Article Publication Date:
The Census Bureau created the supplemental poverty measure, in an effort to differently reflect cost of living and financial status from the "official" measure. Poverty rates among older adults are higher under the supplemental poverty measure (15%) than under the official poverty measure (9%). This analysis does a state-by-state comparison using both poverty measures to describe seniors living in poverty. An understanding of elder financial hardship is important for fiscal policy debate.
Sources:Kaiser Family Foundation
Programs/Initiatives:Deficit Reduction Act (DRA)
All States/Territories; Alabama; Alaska; Arizona; Arkansas; California; Colorado; Connecticut; Delaware; Florida; Georgia; Hawaii; Illinois; Idaho; District of Columbia; Indiana; Iowa; Kansas; Kentucky; Louisiana; Maine; Maryland; Massachusetts; Michigan; Minnesota; Mississippi; Missouri; Montana; Nebraska; Nevada; New Hampshire; New Jersey; New Mexico; New York; North Carolina; North Dakota; Ohio; Oklahoma; Oregon; Pennsylvania; Rhode Island; South Carolina; South Dakota; Tennessee; Texas; Utah; Vermont; Virginia; Washington; West Virginia; Wisconsin; Wyoming

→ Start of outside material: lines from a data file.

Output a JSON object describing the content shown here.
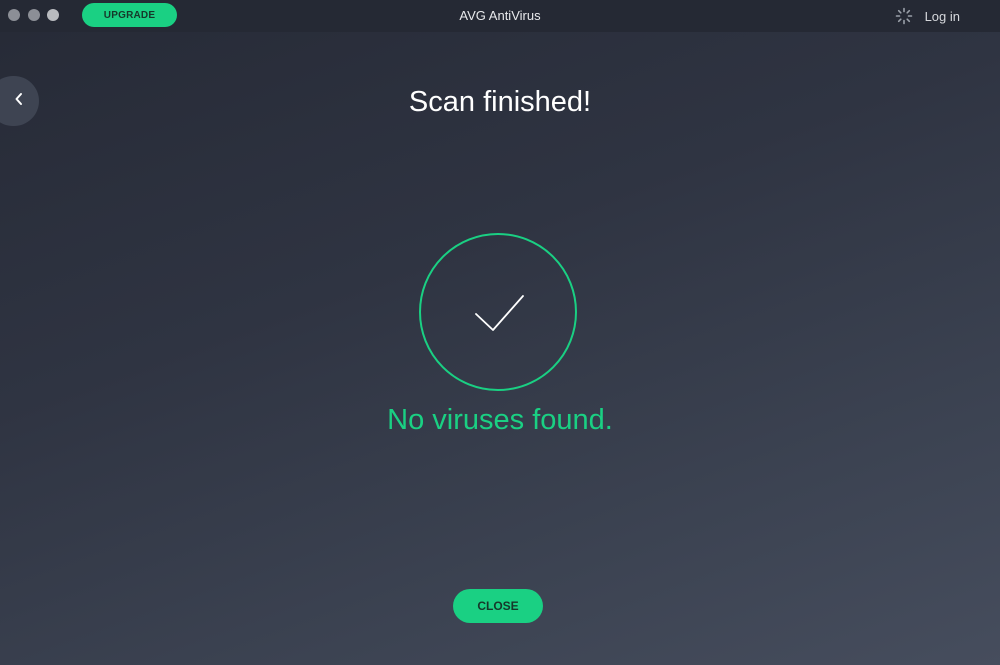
{
  "window": {
    "title": "AVG AntiVirus"
  },
  "toolbar": {
    "upgrade_label": "UPGRADE",
    "login_label": "Log in",
    "login_icon": "spinner-icon"
  },
  "navigation": {
    "back_icon": "chevron-left-icon"
  },
  "main": {
    "title": "Scan finished!",
    "status_icon": "checkmark-icon",
    "result": "No viruses found.",
    "close_label": "CLOSE"
  },
  "colors": {
    "accent": "#1ad083",
    "background": "#2f3442",
    "titlebar": "#252934"
  }
}
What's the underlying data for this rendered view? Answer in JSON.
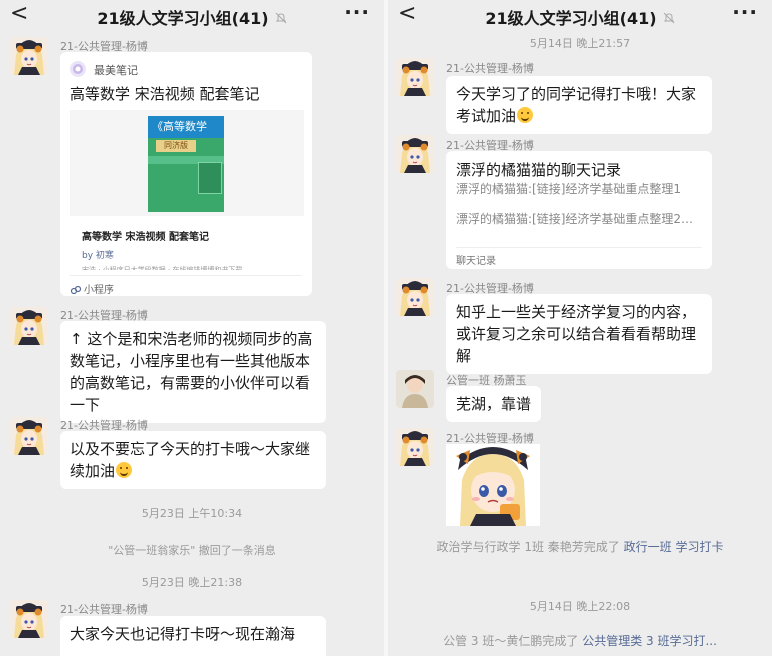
{
  "header": {
    "back_glyph": "<",
    "title": "21级人文学习小组(41)",
    "more_glyph": "···"
  },
  "left": {
    "sender": "21-公共管理-杨博",
    "miniprogram": {
      "source_name": "最美笔记",
      "title": "高等数学 宋浩视频 配套笔记",
      "book_title": "《高等数学",
      "book_edition": "同济版",
      "caption": "高等数学 宋浩视频 配套笔记",
      "author": "by 初寒",
      "faint_line": "宋浩 · 小程序日大学段数据 · 在线编排博博和书下载",
      "footer": "小程序"
    },
    "msg2": "↑ 这个是和宋浩老师的视频同步的高数笔记，小程序里也有一些其他版本的高数笔记，有需要的小伙伴可以看一下",
    "msg3": "以及不要忘了今天的打卡哦～大家继续加油",
    "time1": "5月23日 上午10:34",
    "recall": "\"公管一班翁家乐\" 撤回了一条消息",
    "time2": "5月23日 晚上21:38",
    "msg4": "大家今天也记得打卡呀～现在瀚海"
  },
  "right": {
    "time1": "5月14日 晚上21:57",
    "sender": "21-公共管理-杨博",
    "msg1": "今天学习了的同学记得打卡哦！大家考试加油",
    "chat_record": {
      "title": "漂浮的橘猫猫的聊天记录",
      "line1": "漂浮的橘猫猫:[链接]经济学基础重点整理1",
      "line2": "漂浮的橘猫猫:[链接]经济学基础重点整理2…",
      "footer": "聊天记录"
    },
    "msg3": "知乎上一些关于经济学复习的内容，或许复习之余可以结合着看看帮助理解",
    "sender2": "公管一班  杨萧玉",
    "msg4": "芜湖，靠谱",
    "checkin1_prefix": "政治学与行政学  1班  秦艳芳完成了",
    "checkin1_link": "政行一班 学习打卡",
    "time2": "5月14日 晚上22:08",
    "checkin2_prefix": "公管 3 班～黄仁鹏完成了",
    "checkin2_link": "公共管理类 3 班学习打..."
  },
  "colors": {
    "background": "#ededed",
    "bubble": "#ffffff",
    "link": "#576b95",
    "system_text": "#9a9a9a",
    "book_green": "#4caf79",
    "book_blue": "#1e88c8"
  },
  "icons": [
    "back-arrow-icon",
    "mute-bell-icon",
    "more-icon",
    "source-logo-icon",
    "miniprogram-icon",
    "smile-emoji-icon"
  ]
}
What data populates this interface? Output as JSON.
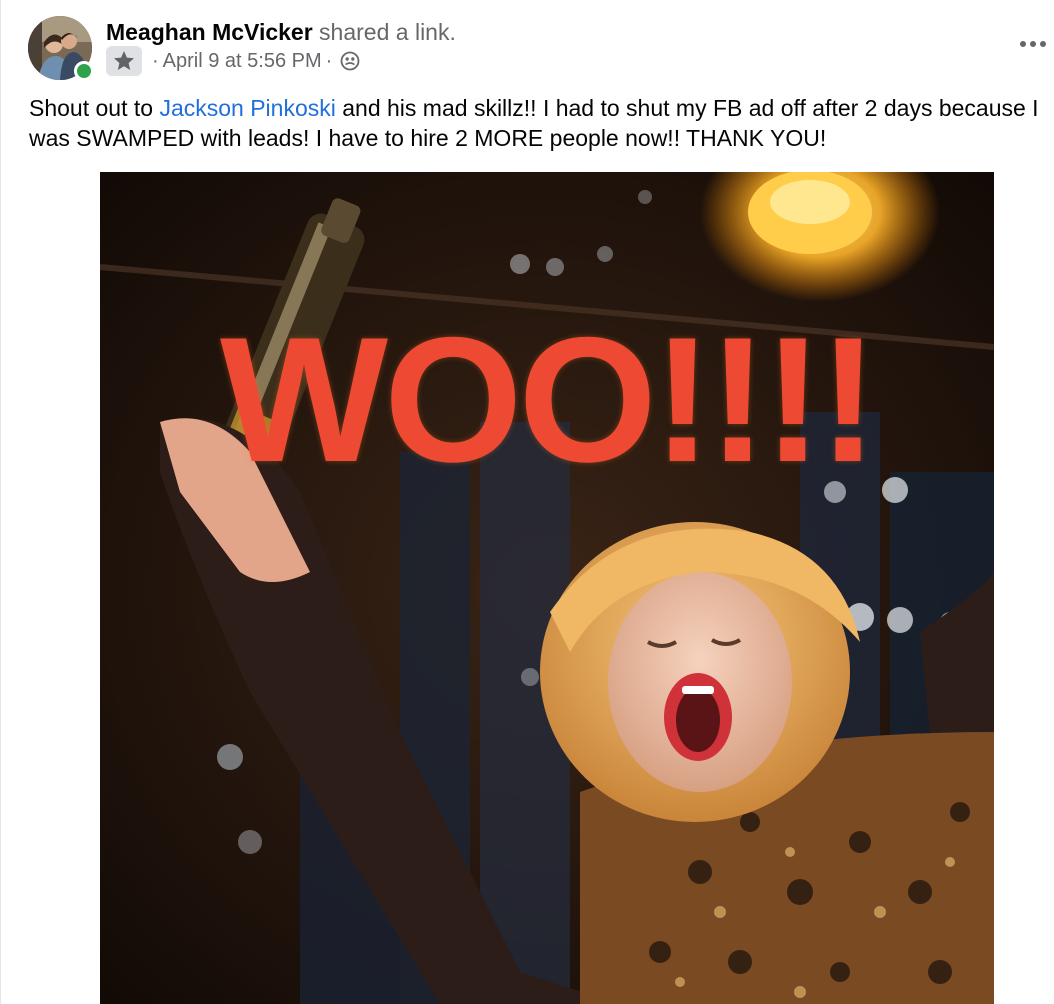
{
  "post": {
    "author": "Meaghan McVicker",
    "action": " shared a link.",
    "badge_icon": "star-badge-icon",
    "date_prefix": "·",
    "date": "April 9 at 5:56 PM",
    "date_suffix": "·",
    "audience_icon": "globe-icon",
    "more_icon": "more-options-icon",
    "text_before": "Shout out to ",
    "mention": "Jackson Pinkoski",
    "text_after": " and his mad skillz!! I had to shut my FB ad off after 2 days because I was SWAMPED with leads! I have to hire 2 MORE people now!! THANK YOU!",
    "media": {
      "caption": "WOO!!!!",
      "caption_color": "#ee4a33"
    }
  },
  "colors": {
    "name": "#050505",
    "secondary": "#65676b",
    "mention": "#216fdb",
    "online": "#31a24c",
    "badge_bg": "#dfe1e5"
  }
}
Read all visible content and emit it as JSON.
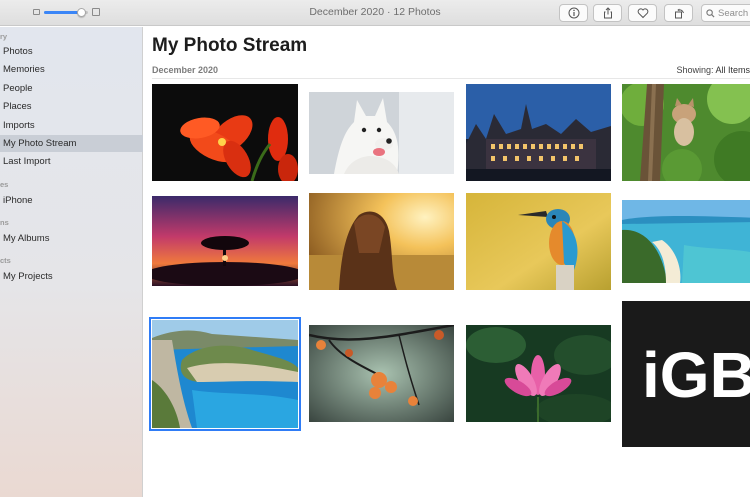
{
  "window": {
    "title": "December 2020 · 12 Photos"
  },
  "toolbar": {
    "info_icon": "info-icon",
    "share_icon": "share-icon",
    "favorite_icon": "heart-icon",
    "rotate_icon": "rotate-icon",
    "search_placeholder": "Search",
    "zoom_level": 0.85
  },
  "sidebar": {
    "sections": [
      {
        "heading": "ry",
        "items": [
          {
            "label": "Photos"
          },
          {
            "label": "Memories"
          },
          {
            "label": "People"
          },
          {
            "label": "Places"
          },
          {
            "label": "Imports"
          },
          {
            "label": "My Photo Stream",
            "selected": true
          },
          {
            "label": "Last Import"
          }
        ]
      },
      {
        "heading": "es",
        "items": [
          {
            "label": "iPhone"
          }
        ]
      },
      {
        "heading": "ns",
        "items": [
          {
            "label": "My Albums"
          }
        ]
      },
      {
        "heading": "cts",
        "items": [
          {
            "label": "My Projects"
          }
        ]
      }
    ]
  },
  "main": {
    "title": "My Photo Stream",
    "section_date": "December 2020",
    "showing_label": "Showing:",
    "showing_value": "All Items",
    "logo_text": "iGB",
    "photos": [
      {
        "subject": "red-amaryllis-flower"
      },
      {
        "subject": "white-dog"
      },
      {
        "subject": "historic-building-at-dusk"
      },
      {
        "subject": "cat-in-tree"
      },
      {
        "subject": "tree-silhouette-sunset"
      },
      {
        "subject": "girl-in-sunlit-field"
      },
      {
        "subject": "kingfisher-bird"
      },
      {
        "subject": "tropical-beach"
      },
      {
        "subject": "shipwreck-beach-cove",
        "selected": true
      },
      {
        "subject": "orange-blossoms"
      },
      {
        "subject": "pink-lotus"
      },
      {
        "subject": "igb-logo"
      }
    ]
  }
}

poverty; official poverty measure; supplemental poverty measure; modest income; state comparison; deficit reduction; social security; medicare; cost of living; medical spending; income security; cost-sharing;
Henry J. Kaiser Family Foundation
Short URL: http://www.advancingstates.org/node/53396